They are already 2-0 ahead in the series of five Tests and, with their opponents in obvious disarray, the prospects of an unprecedented 5-0 clean sweep have been repeatedly trumpeted in the media.
The South Africa captain, Hansie Cronje, and his players have reason to be more wary. Leading 1-0 in their series in England last summer, they were only denied an extension of their advantage by tail-end resistance at Old Trafford, after which they lost at Trent Bridge and Headingley. It was a reversal that has served as a salutary warning.

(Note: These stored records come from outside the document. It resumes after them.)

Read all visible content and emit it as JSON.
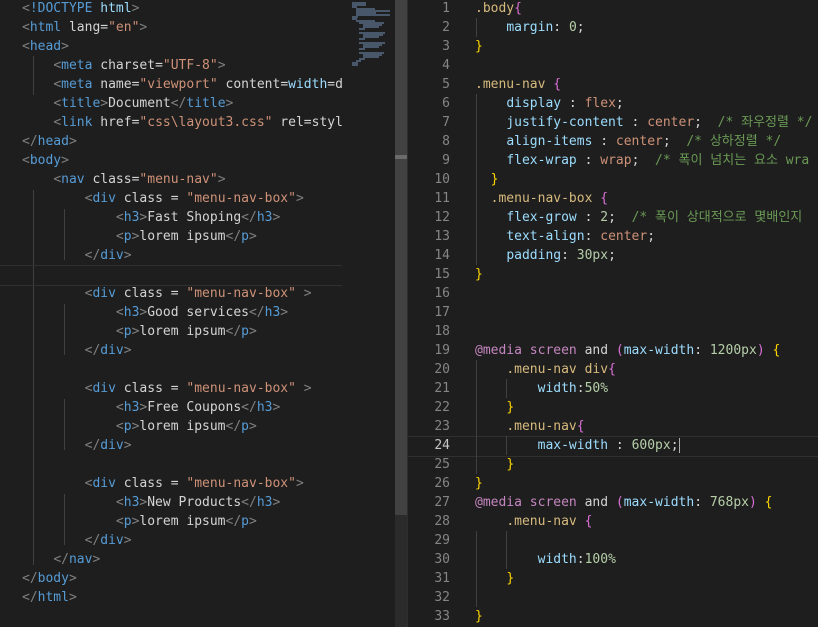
{
  "html_file": {
    "lines": [
      "<!DOCTYPE html>",
      "<html lang=\"en\">",
      "<head>",
      "    <meta charset=\"UTF-8\">",
      "    <meta name=\"viewport\" content=\"width=d",
      "    <title>Document</title>",
      "    <link href=\"css\\layout3.css\" rel=\"styl",
      "</head>",
      "<body>",
      "    <nav class=\"menu-nav\">",
      "        <div class = \"menu-nav-box\">",
      "            <h3>Fast Shoping</h3>",
      "            <p>lorem ipsum</p>",
      "        </div>",
      "",
      "        <div class = \"menu-nav-box\" >",
      "            <h3>Good services</h3>",
      "            <p>lorem ipsum</p>",
      "        </div>",
      "",
      "        <div class = \"menu-nav-box\" >",
      "            <h3>Free Coupons</h3>",
      "            <p>lorem ipsum</p>",
      "        </div>",
      "",
      "        <div class = \"menu-nav-box\">",
      "            <h3>New Products</h3>",
      "            <p>lorem ipsum</p>",
      "        </div>",
      "    </nav>",
      "</body>",
      "</html>"
    ]
  },
  "css_file": {
    "current_line": 24,
    "line_numbers": [
      "1",
      "2",
      "3",
      "4",
      "5",
      "6",
      "7",
      "8",
      "9",
      "10",
      "11",
      "12",
      "13",
      "14",
      "15",
      "16",
      "17",
      "18",
      "19",
      "20",
      "21",
      "22",
      "23",
      "24",
      "25",
      "26",
      "27",
      "28",
      "29",
      "30",
      "31",
      "32",
      "33"
    ],
    "lines": [
      ".body{",
      "    margin: 0;",
      "}",
      "",
      ".menu-nav {",
      "    display : flex;",
      "    justify-content : center;  /* 좌우정렬 */",
      "    align-items : center;  /* 상하정렬 */",
      "    flex-wrap : wrap;  /* 폭이 넘치는 요소 wra",
      "  }",
      "  .menu-nav-box {",
      "    flex-grow : 2;  /* 폭이 상대적으로 몇배인지",
      "    text-align: center;",
      "    padding: 30px;",
      "}",
      "",
      "",
      "",
      "@media screen and (max-width: 1200px) {",
      "    .menu-nav div{",
      "        width:50%",
      "    }",
      "    .menu-nav{",
      "        max-width : 600px;",
      "    }",
      "}",
      "@media screen and (max-width: 768px) {",
      "    .menu-nav {",
      "",
      "        width:100%",
      "    }",
      "",
      "}"
    ]
  }
}
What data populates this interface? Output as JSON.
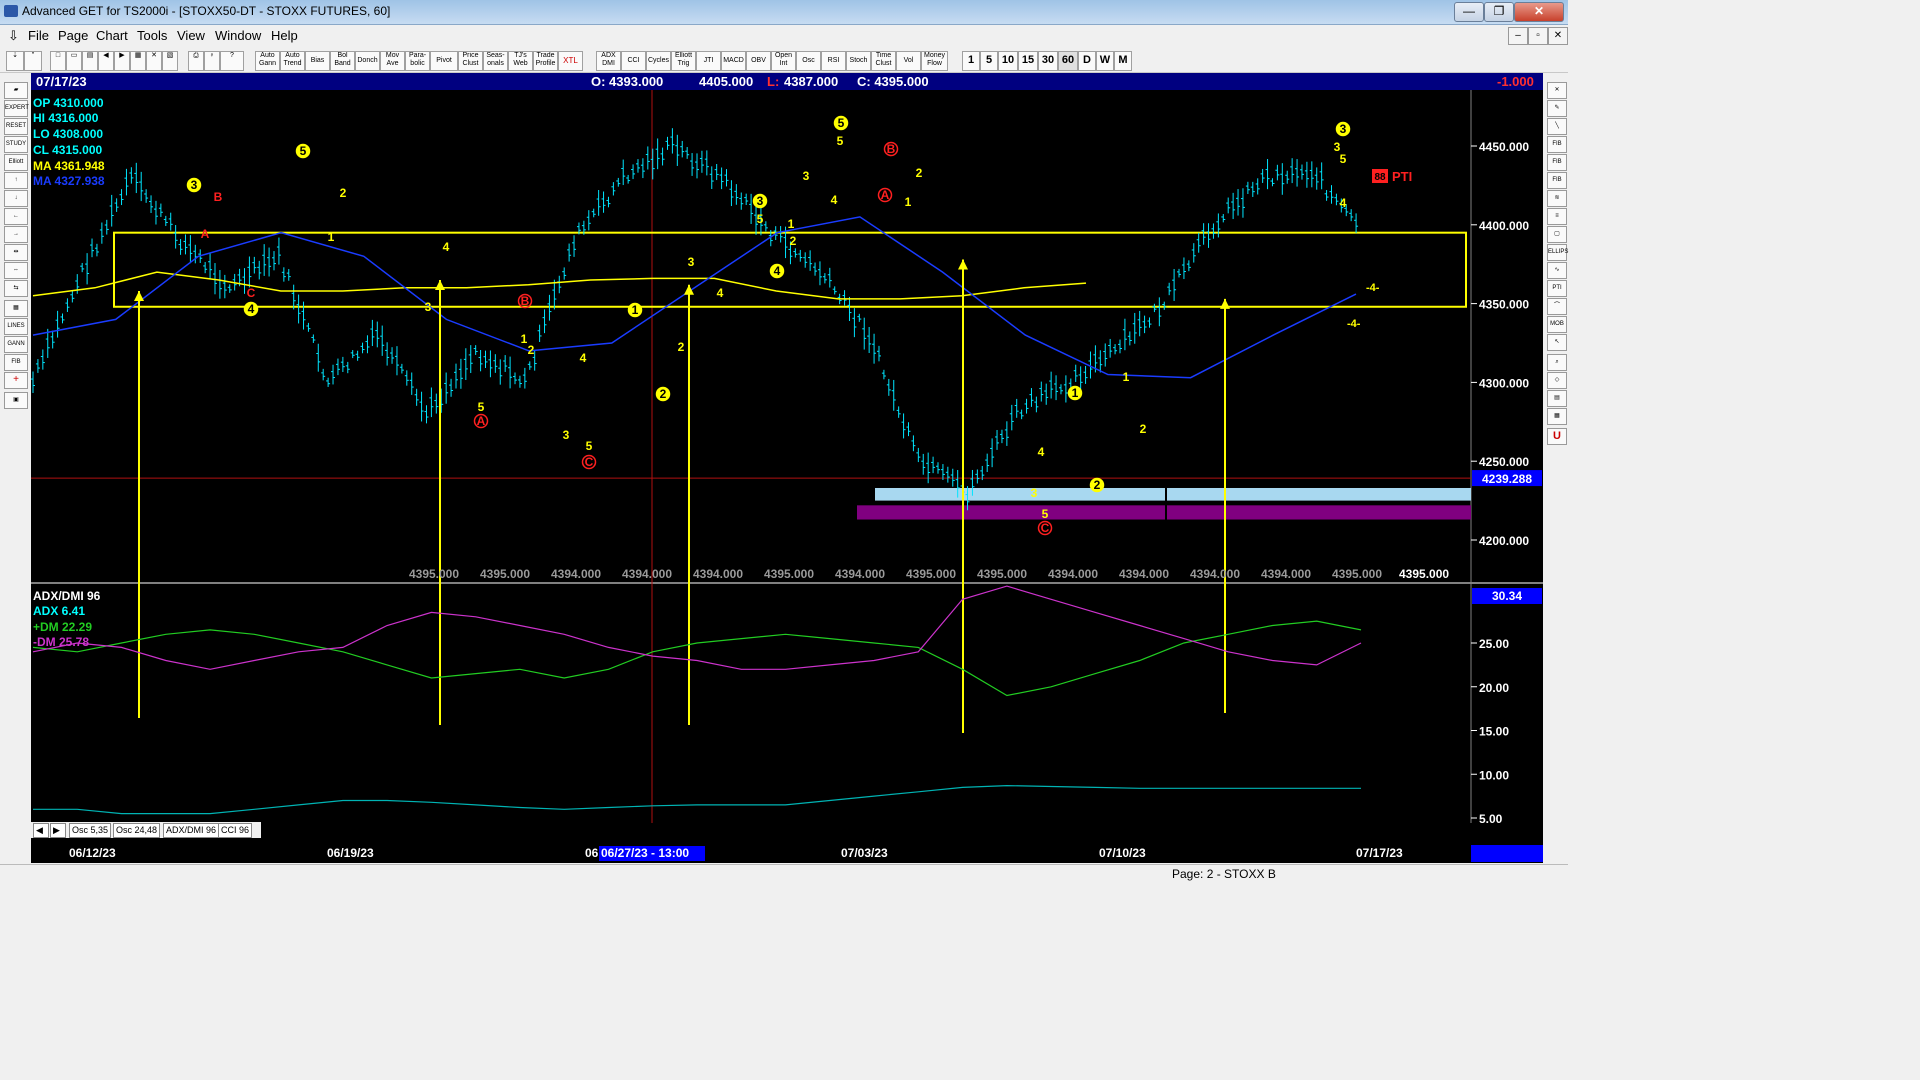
{
  "window": {
    "title": "Advanced GET for TS2000i - [STOXX50-DT - STOXX FUTURES, 60]",
    "minimize": "—",
    "maximize": "❐",
    "close": "✕"
  },
  "menu": [
    "File",
    "Page",
    "Chart",
    "Tools",
    "View",
    "Window",
    "Help"
  ],
  "mdi_controls": [
    "–",
    "▫",
    "✕"
  ],
  "toolbar": {
    "tools": [
      "Auto Gann",
      "Auto Trend",
      "Bias",
      "Bol Band",
      "Donch",
      "Mov Ave",
      "Para-bolic",
      "Pivot",
      "Price Clust",
      "Seas-onals",
      "TJ's Web",
      "Trade Profile",
      "XTL",
      "ADX DMI",
      "CCI",
      "Cycles",
      "Elliott Trig",
      "JTI",
      "MACD",
      "OBV",
      "Open Int",
      "Osc",
      "RSI",
      "Stoch",
      "Time Clust",
      "Vol",
      "Money Flow"
    ],
    "periods": [
      "1",
      "5",
      "10",
      "15",
      "30",
      "60",
      "D",
      "W",
      "M"
    ]
  },
  "left_tools": [
    "EXPERT",
    "RESET",
    "STUDY",
    "Elliott",
    "LINES",
    "GANN",
    "FIB"
  ],
  "right_tools": [
    "FIB RET",
    "FIB EXT",
    "FIB TIME",
    "ELLIPS",
    "PTI",
    "MOB"
  ],
  "infobar": {
    "date": "07/17/23",
    "open": "O: 4393.000",
    "high": "4405.000",
    "low_label": "L:",
    "low": "4387.000",
    "close": "C: 4395.000",
    "change": "-1.000"
  },
  "readout": {
    "op": "OP  4310.000",
    "hi": "HI   4316.000",
    "lo": "LO  4308.000",
    "cl": "CL  4315.000",
    "ma1": "MA  4361.948",
    "ma2": "MA  4327.938"
  },
  "colors": {
    "price_up": "#00e5ff",
    "ma_yellow": "#ffff00",
    "ma_blue": "#1a3cff",
    "plus_dm": "#22cc22",
    "minus_dm": "#cc33cc",
    "adx": "#00b3b3",
    "wave_label": "#ffff00",
    "abc_label": "#ff2020",
    "target_box": "#a8d8f0",
    "target_box2": "#800080"
  },
  "price_axis": {
    "ticks": [
      "4450.000",
      "4400.000",
      "4350.000",
      "4300.000",
      "4250.000",
      "4200.000"
    ],
    "current": "4239.288"
  },
  "bottom_values": [
    "4395.000",
    "4395.000",
    "4394.000",
    "4394.000",
    "4394.000",
    "4395.000",
    "4394.000",
    "4395.000",
    "4395.000",
    "4394.000",
    "4394.000",
    "4394.000",
    "4394.000",
    "4395.000"
  ],
  "bottom_value_last": "4395.000",
  "pti": "88 PTI",
  "adx_panel": {
    "title": "ADX/DMI 96",
    "adx": "ADX 6.41",
    "plus": "+DM 22.29",
    "minus": "-DM 25.78",
    "current": "30.34",
    "ticks": [
      "25.00",
      "20.00",
      "15.00",
      "10.00",
      "5.00"
    ]
  },
  "date_axis": {
    "labels": [
      "06/12/23",
      "06/19/23",
      "06",
      "07/03/23",
      "07/10/23",
      "07/17/23"
    ],
    "cursor": "06/27/23 - 13:00"
  },
  "tabs": [
    "Osc 5,35",
    "Osc 24,48",
    "ADX/DMI 96",
    "CCI 96"
  ],
  "status": "Page: 2 - STOXX B",
  "chart_data": {
    "type": "line",
    "title": "STOXX50-DT - STOXX FUTURES, 60",
    "x": [
      "06/12/23",
      "06/19/23",
      "06/27/23",
      "07/03/23",
      "07/10/23",
      "07/17/23"
    ],
    "ylim": [
      4180,
      4480
    ],
    "series": [
      {
        "name": "price",
        "values": [
          4300,
          4370,
          4430,
          4390,
          4360,
          4380,
          4300,
          4330,
          4280,
          4320,
          4300,
          4390,
          4430,
          4450,
          4430,
          4395,
          4370,
          4330,
          4250,
          4230,
          4280,
          4300,
          4320,
          4350,
          4400,
          4430,
          4435,
          4395
        ]
      },
      {
        "name": "MA 4361.948",
        "values": [
          4355,
          4360,
          4370,
          4365,
          4358,
          4358,
          4360,
          4360,
          4362,
          4365,
          4366,
          4366,
          4358,
          4353,
          4353,
          4355,
          4360,
          4363
        ]
      },
      {
        "name": "MA 4327.938",
        "values": [
          4330,
          4340,
          4380,
          4395,
          4380,
          4340,
          4320,
          4325,
          4360,
          4395,
          4405,
          4370,
          4330,
          4305,
          4303,
          4330,
          4356
        ]
      }
    ]
  }
}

"They have five match-winners in their team who could turn any game around so we are not going to be complacent," Cronje said. "I can't comment on their state of mind or the atmosphere in the camp since I haven't been following them since the second Test, but one thing we can't afford is to believe they are unable to bounce back."
Cronje is about the only one who has felt constrained to express an opinion on the plight of the West Indies, whose cricket throughout the tour has been abysmal. They are yet to win a first-class match and, in addition to their defeats in the two Tests, lost to Free State, who achieved a winning second-innings target of 438.
They touched rock bottom in the second Test, when they folded for 121 in 37.3 overs and 141 in 38.2 overs and lost by 178 runs in barely more than two and a half days cricket.
That prompted media speculation of rifts within the team and angry criticism back in the Caribbean, where a series against a still all-white South African team in the erstwhile home of apartheid has implications beyond the boundary.
The pitiful performances of players whose pre-emptive strike over pay and conditions initially placed the tour in jeopardy has heightened the public wrath.
Brian Lara's reinstatement as captain after he was originally dismissed by the Board was one of the central issues in the pre-tour dispute. He now faces one of the most critical matches of his controversial career following his team's poor form and his own failure with the bat with scores of 11, 7, 4 and 39.
A measure of his diminishing self-belief came in the second innings of the second Test, when he demoted himself to No.5, where he has indicated he will stay
He passed over the chance of some match practice between Tests by missing the rain-affected game against South Africa A. Shivnarine Chanderpaul, who is likely to take his place at No.3, is not one to pass up such opportunities and his chanceless 182 was a boost for the West Indies.
There has not been much else for them to enthuse over as they continue to rely heavily on their great but ageing fast bowlers, Courtney Walsh and Curtly Ambrose, and not much else.
It will take a massive change of mood and form for them to turn things around on a pitch, like those in Johannesburg and Port Elizabeth, likely to aid the probing consistency of South Africa's fast bowlers and united and confident team.
South Africa (from): G Kirsten, H Gibbs, J Kallis, D Cullinan, H Cronje (captain), J Rhodes, S Pollock, M Boucher, P Symcox, A Donald, D Terbrugge, P Adams.
West Indies (from): C Lambert, S Williams, P Wallace, B Lara (captain), S Chanderpaul, C Hooper, D Ganga, F Reifer, J Murray, R Jacobs, C Ambrose, C Walsh, N McLean, M Dillon, F Rose, R Lewis.Reuse content